Understanding that aversion and urgency are natural feelings surrounding money, know that you are not on your own. If you need help, I am right here. However, no one can do this part without you. You may feel a lot of anxiety making decisions; trusting your instinct, mind, gut, or intuition are exactly what people say shouldn’t be used to make decisions. No one makes their best decisions under duress and widowhood; new grief is the greatest stressor. I remember new grief—the constant shock and disbelief and renewed realization that I was on my own. It is ok to be in mourning, including that of your loss of self. I missed my normally good decision-making self; I have been there. I was not as confident then. I really did want the world to give me that year off! To you I say, hang in there, take the next “right”. This is courage and you are brave because you must be. The only way to face fear is to take action. You might be afraid to know your financial circumstance but better to know sooner than later. Budgeting is step one and budgeting is simple. You cannot move forward in finance without knowing your income and expenses, that’s your cashflow and we call it a budget.

Budgeting is the first step towards being financially successful. The first financial tip is to write out your household budget. As a CERITFIED FINANCIAL PLANNER™, I liken assessing a budget (or a client’s cash flow statement) to having your vitals checked at a doctor’s visit: weight, temperature, pulse, and blood pressure. Your budget gives valuable information for you to immediately assess and address.

Budgeting isn’t an easy task, but it is simple. The actual math is merely simple additions and subtraction. What’s not easy? The fear of not having enough or not wanting to take responsibility for your actions, making future plans, justifying purchases. Many people do not want to know, you are not alone. However, now you must face your decisions and take responsibility because no one else will be owning your circumstance for you. A simple budget begins the process to see how immediately you must address of financial decisions. Understanding your daily needs can be an inspiration to act quickly or allow you time make an action plan. Budgeting is verification of how financially healthy your household is right now.

Perhaps you need to make changes; save less or more, spend less or more? A budget can help inspire you to act instead of worry. A budget can give you confidence in where you are right now or help guide you to confidence by sparking insight to make a change. A budget merely serves as your guide to start prioritizing changes you need to make or ought to consider. It is a guide that can grant permission to postpone major decisions or affirm the need to make smart and informed decisions right now. The budget reveals what your values are by choices you have made. You may find as an independent person those values may change. Smart decisions are responsive not reactive, there is a difference. Without judgment, act with a motivation toward self-care begin to take care of yourself.

Be kind to you, especially now. Be patient and try not to condemn yourself (negative self-talk), especially about money. I have met with many clients in the best situations with shame surrounding money, please address your needs with a lot of self-compassion. Give yourself a lot of praise as you face your finances, again many people are not brave enough to be honest with themselves to assess their budget and talk about money.

Congratulations, you are brave and leaning into living!

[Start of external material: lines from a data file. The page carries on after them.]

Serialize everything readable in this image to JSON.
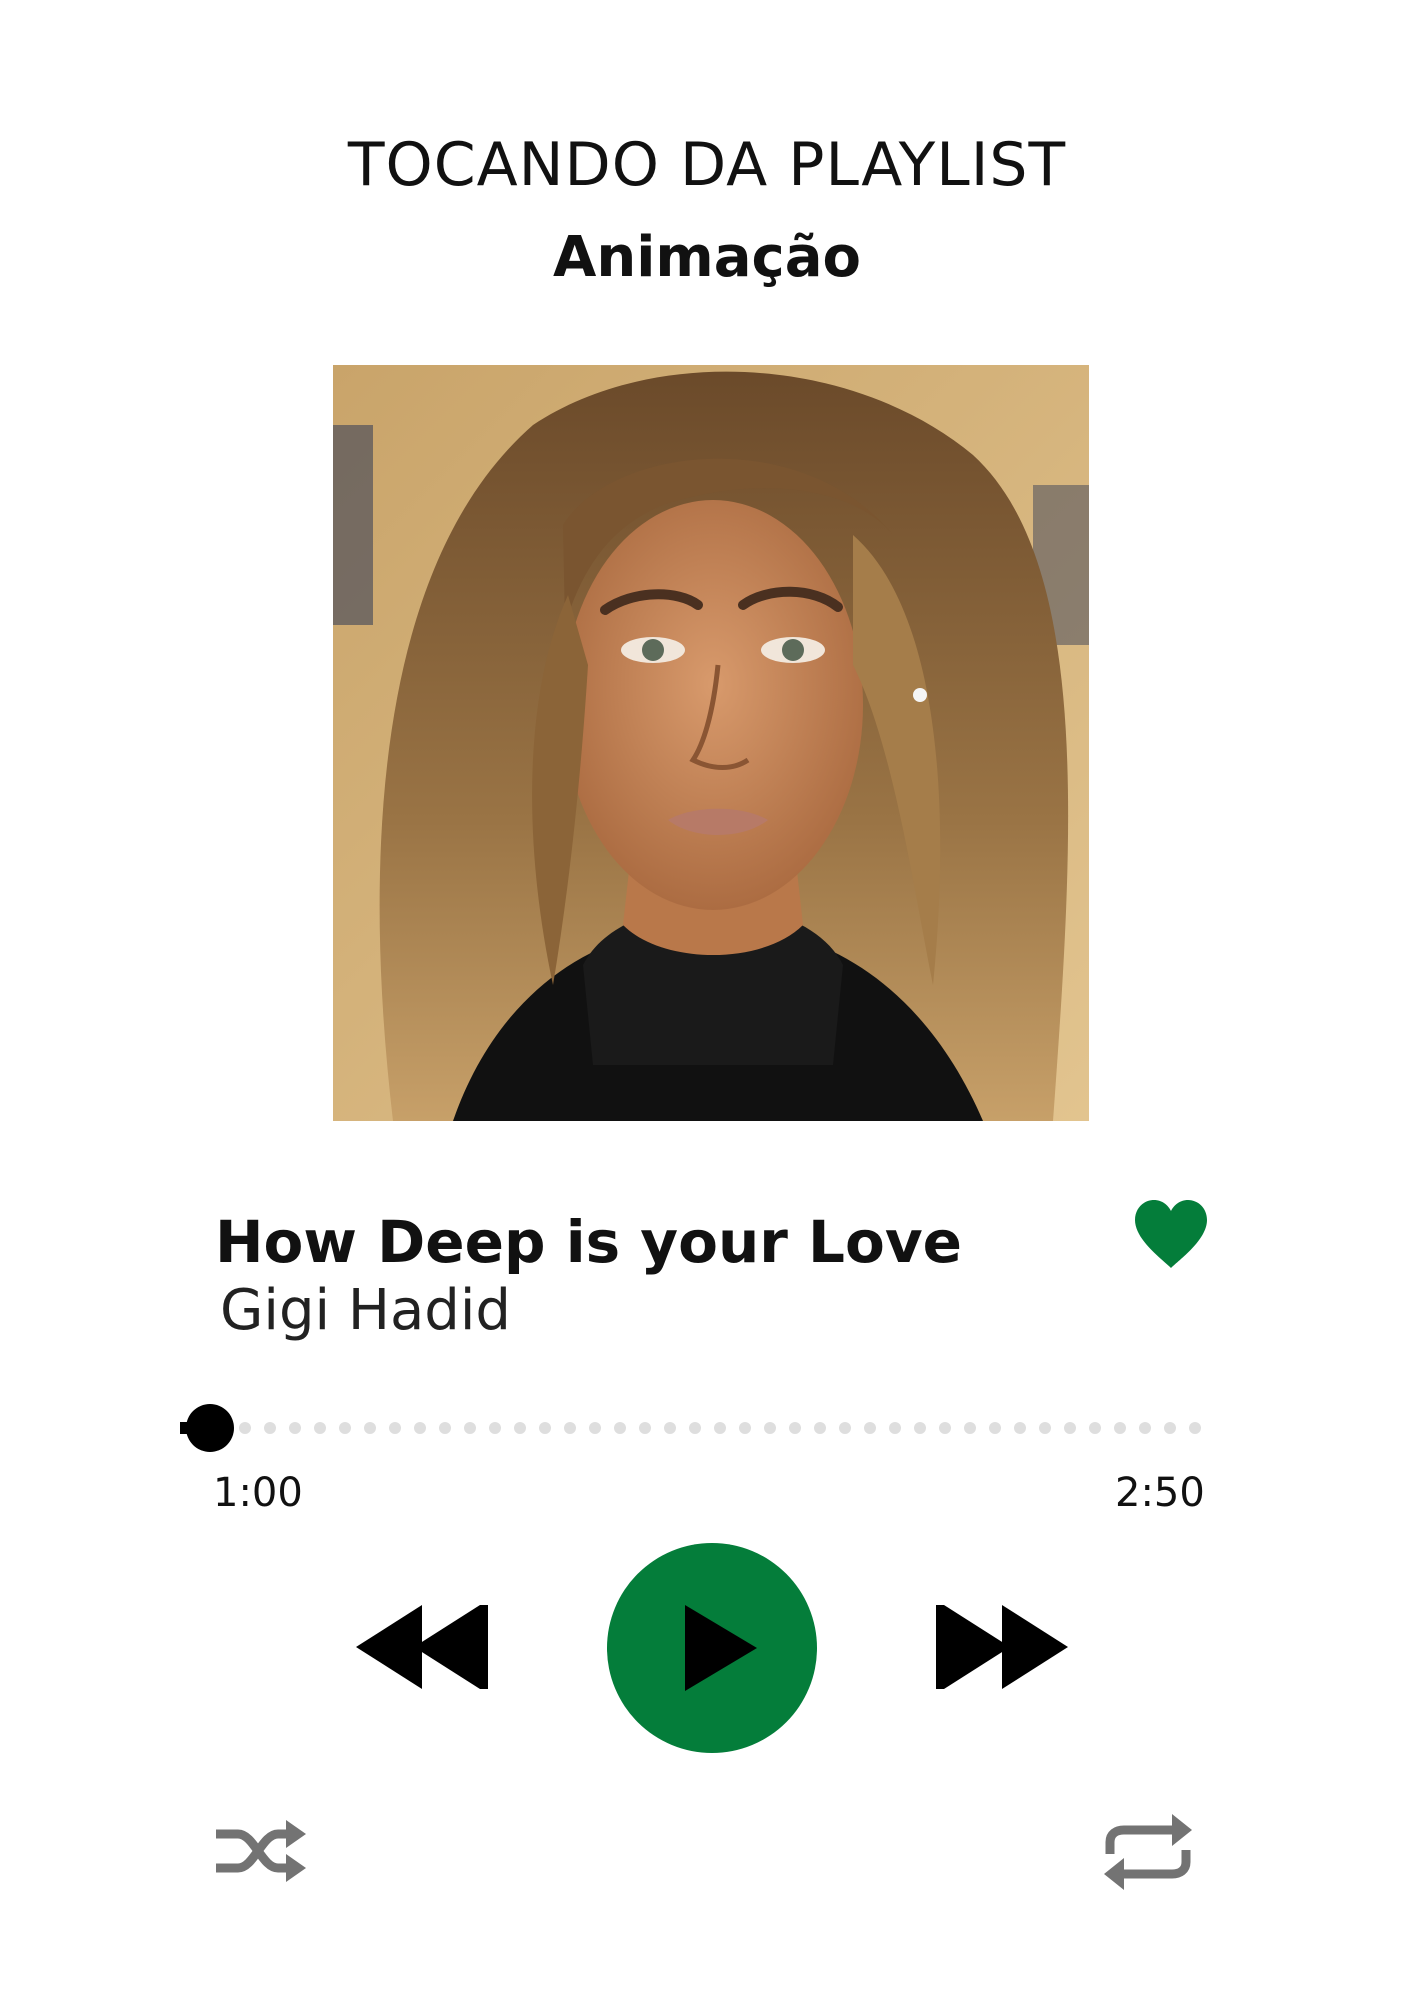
{
  "header": {
    "subtitle": "TOCANDO DA PLAYLIST",
    "playlist_name": "Animação"
  },
  "track": {
    "title": "How Deep is your Love",
    "artist": "Gigi Hadid",
    "liked": true
  },
  "progress": {
    "current_time": "1:00",
    "total_time": "2:50"
  },
  "controls": {
    "rewind_icon": "rewind-icon",
    "play_icon": "play-icon",
    "forward_icon": "fast-forward-icon",
    "shuffle_icon": "shuffle-icon",
    "repeat_icon": "repeat-icon",
    "heart_icon": "heart-icon"
  },
  "colors": {
    "accent": "#047d3a",
    "icon_gray": "#737373",
    "dot_gray": "#dedede"
  }
}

A few tips for your budget:

  • Use good and reasonable estimates (always round up, it is a more conservative approach).
  • Identify both your income sources and your expenses.
  • Do not forget expenses that occur quarterly and those on an annual basis.
  • A conservative approach to budgeting is to round up your expenses and round down your income.

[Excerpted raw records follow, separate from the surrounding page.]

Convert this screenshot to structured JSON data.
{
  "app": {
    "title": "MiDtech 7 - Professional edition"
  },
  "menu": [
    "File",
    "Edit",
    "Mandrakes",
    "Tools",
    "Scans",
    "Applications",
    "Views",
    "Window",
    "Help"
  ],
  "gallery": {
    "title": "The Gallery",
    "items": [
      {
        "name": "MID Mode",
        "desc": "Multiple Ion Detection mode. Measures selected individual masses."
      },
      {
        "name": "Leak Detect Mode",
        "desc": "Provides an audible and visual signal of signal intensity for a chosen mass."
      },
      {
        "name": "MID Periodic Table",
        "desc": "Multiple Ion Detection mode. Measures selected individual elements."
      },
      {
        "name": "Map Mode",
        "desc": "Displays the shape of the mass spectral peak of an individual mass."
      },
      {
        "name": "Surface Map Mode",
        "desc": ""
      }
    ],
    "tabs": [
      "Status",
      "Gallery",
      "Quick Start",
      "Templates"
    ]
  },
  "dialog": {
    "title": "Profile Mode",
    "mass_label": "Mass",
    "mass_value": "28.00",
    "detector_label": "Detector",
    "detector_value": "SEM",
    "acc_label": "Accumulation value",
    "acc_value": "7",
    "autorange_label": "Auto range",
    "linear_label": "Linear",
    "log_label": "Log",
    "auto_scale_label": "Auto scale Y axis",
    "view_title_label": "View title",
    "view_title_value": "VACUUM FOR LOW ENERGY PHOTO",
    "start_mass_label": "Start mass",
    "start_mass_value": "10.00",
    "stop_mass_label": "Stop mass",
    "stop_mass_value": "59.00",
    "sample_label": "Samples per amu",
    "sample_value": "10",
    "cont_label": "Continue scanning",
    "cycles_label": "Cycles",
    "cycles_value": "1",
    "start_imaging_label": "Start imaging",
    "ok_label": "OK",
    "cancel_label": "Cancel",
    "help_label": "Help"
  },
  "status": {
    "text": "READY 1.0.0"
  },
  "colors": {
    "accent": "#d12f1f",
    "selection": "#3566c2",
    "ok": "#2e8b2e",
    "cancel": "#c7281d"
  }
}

Remember, budgeting is simple math; it is addition and subtraction. Be compassionate to yourself; be mindful that budgets are fluid because sometimes life happens—like car problems (subtraction) or stimulus checks (addition). Budgets do change; however, they also serve as a solid baseline.

Budgeting is a process; it is not a place to be harsh and is a place to be aware and mindful of your impact. What is at the center of your budget? You. What comes in and what goes out is completely up to YOU. You are the decision maker of your past, current and future choices. You earn the money and you tell the money where to go. When you see your bottom line then you will know if you have some choices to make. Should you be saving more? Should you be investing more? Should you be spending more?

As a fellow widow, I know that living today is as important as planning for your future. Writing out your budget and revisiting your budget is an invaluable exercise. One that will help you become more aware of your needs the possibilities you have.

The best way to face a fear is by taking action; do it afraid!

Megan Kopka, CFP®
Megan Kopka is a fee-only advisor in Wilmington, NC serving clients locally and across the country.

Megan is the co-leader of the Cape Fear Chapter, Modern Widows Club